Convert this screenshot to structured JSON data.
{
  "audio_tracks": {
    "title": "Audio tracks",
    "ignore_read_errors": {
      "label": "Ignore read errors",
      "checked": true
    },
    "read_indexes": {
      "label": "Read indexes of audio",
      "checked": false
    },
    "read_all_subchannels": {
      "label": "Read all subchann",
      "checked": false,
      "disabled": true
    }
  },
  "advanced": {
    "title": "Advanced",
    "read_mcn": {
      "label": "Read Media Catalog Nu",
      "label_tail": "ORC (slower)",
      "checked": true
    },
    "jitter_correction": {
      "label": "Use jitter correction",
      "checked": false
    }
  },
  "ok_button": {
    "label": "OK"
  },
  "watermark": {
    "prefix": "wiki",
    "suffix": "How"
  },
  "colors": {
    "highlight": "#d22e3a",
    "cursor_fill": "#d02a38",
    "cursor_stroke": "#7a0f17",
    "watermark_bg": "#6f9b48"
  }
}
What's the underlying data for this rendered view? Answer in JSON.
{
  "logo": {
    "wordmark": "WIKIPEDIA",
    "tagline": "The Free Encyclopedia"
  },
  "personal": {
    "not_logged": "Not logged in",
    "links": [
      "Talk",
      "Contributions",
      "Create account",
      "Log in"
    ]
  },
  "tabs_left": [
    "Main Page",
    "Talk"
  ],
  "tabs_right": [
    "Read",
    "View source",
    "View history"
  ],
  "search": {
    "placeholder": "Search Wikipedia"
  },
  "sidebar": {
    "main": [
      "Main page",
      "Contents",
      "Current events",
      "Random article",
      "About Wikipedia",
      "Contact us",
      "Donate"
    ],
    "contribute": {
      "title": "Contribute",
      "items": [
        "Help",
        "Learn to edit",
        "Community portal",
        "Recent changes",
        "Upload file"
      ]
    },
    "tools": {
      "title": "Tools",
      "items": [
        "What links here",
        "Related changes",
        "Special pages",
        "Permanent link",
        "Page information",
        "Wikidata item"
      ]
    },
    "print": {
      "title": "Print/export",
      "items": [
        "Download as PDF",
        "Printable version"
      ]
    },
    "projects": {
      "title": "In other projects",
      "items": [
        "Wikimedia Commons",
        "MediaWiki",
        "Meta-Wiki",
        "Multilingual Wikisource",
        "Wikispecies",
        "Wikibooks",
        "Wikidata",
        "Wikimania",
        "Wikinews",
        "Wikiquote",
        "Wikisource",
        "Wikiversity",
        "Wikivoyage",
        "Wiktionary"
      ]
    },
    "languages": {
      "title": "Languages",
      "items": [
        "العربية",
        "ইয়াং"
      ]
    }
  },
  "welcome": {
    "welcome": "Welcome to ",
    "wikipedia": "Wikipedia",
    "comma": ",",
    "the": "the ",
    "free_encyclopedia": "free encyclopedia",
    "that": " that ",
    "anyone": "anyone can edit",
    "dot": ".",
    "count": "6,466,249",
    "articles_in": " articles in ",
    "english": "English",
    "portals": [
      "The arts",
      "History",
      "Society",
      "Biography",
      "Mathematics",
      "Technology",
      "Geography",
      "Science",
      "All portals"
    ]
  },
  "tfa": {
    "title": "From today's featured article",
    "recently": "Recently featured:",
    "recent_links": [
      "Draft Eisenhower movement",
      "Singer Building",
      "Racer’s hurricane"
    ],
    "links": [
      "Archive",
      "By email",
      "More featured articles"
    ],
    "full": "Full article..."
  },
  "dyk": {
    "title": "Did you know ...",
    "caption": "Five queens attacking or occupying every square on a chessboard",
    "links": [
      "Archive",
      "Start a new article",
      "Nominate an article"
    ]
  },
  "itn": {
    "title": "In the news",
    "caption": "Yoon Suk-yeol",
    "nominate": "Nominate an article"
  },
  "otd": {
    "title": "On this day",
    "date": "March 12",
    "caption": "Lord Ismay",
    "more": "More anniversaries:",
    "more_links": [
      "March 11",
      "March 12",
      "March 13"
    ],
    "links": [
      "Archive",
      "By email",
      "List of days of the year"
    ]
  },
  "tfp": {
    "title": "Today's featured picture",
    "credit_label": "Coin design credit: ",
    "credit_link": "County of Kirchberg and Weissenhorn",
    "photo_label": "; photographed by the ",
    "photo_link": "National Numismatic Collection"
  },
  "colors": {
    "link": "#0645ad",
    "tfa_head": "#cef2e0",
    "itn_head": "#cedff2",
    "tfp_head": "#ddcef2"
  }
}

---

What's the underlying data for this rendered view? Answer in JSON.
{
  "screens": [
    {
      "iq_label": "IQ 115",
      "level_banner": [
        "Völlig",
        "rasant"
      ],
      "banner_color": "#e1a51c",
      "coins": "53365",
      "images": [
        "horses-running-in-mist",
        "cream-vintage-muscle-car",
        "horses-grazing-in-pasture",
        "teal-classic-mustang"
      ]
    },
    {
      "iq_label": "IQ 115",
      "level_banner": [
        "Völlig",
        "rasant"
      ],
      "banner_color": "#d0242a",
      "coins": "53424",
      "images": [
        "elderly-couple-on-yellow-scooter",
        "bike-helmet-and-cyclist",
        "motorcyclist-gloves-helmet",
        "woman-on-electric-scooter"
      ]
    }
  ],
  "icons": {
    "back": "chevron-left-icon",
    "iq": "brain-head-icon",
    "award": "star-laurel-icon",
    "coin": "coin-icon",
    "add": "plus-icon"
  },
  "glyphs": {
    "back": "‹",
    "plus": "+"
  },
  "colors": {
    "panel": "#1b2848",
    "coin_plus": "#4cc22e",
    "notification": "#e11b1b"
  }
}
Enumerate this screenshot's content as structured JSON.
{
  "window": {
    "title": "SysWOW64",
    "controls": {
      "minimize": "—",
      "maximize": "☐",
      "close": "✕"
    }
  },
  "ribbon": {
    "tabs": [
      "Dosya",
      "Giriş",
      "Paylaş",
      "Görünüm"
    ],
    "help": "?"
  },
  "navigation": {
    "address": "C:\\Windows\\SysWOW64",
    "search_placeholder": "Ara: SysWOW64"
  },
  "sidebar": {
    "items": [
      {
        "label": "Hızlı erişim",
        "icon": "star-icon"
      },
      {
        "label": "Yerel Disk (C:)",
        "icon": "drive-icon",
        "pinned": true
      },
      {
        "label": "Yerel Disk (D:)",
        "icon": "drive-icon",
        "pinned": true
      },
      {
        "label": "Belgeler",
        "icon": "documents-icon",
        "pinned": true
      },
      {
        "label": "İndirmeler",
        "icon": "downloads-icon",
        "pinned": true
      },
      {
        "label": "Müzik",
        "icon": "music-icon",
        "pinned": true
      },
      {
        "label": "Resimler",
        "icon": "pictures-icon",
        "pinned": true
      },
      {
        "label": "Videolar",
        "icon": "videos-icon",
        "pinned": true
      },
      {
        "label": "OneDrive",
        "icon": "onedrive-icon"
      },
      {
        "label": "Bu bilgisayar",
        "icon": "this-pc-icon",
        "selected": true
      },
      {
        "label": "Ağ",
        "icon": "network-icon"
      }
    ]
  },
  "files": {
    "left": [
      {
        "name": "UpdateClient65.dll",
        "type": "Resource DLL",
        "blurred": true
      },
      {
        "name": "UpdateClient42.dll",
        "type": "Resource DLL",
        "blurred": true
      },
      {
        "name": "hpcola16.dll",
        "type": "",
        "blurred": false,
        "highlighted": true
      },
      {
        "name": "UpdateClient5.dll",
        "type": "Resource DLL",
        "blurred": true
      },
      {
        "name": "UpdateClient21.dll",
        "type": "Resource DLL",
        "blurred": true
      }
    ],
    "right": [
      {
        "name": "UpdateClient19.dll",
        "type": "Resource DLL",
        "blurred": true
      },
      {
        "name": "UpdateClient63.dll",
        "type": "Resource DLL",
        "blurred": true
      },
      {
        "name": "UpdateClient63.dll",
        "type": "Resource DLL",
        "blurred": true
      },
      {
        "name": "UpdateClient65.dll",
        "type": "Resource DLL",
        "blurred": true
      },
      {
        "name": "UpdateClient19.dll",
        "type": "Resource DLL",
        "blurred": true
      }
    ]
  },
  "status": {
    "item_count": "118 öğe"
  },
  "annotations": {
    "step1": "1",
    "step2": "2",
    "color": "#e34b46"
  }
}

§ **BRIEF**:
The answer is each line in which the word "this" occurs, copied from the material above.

§ **RESPONSE AREA**:
Convert this screenshot to structured JSON data.
What's the underlying data for this rendered view? Answer in JSON.
    "title": "On this day",
What's the underlying data for this rendered view? Answer in JSON.
Enumerate this screenshot's content as structured JSON.
        "icon": "this-pc-icon",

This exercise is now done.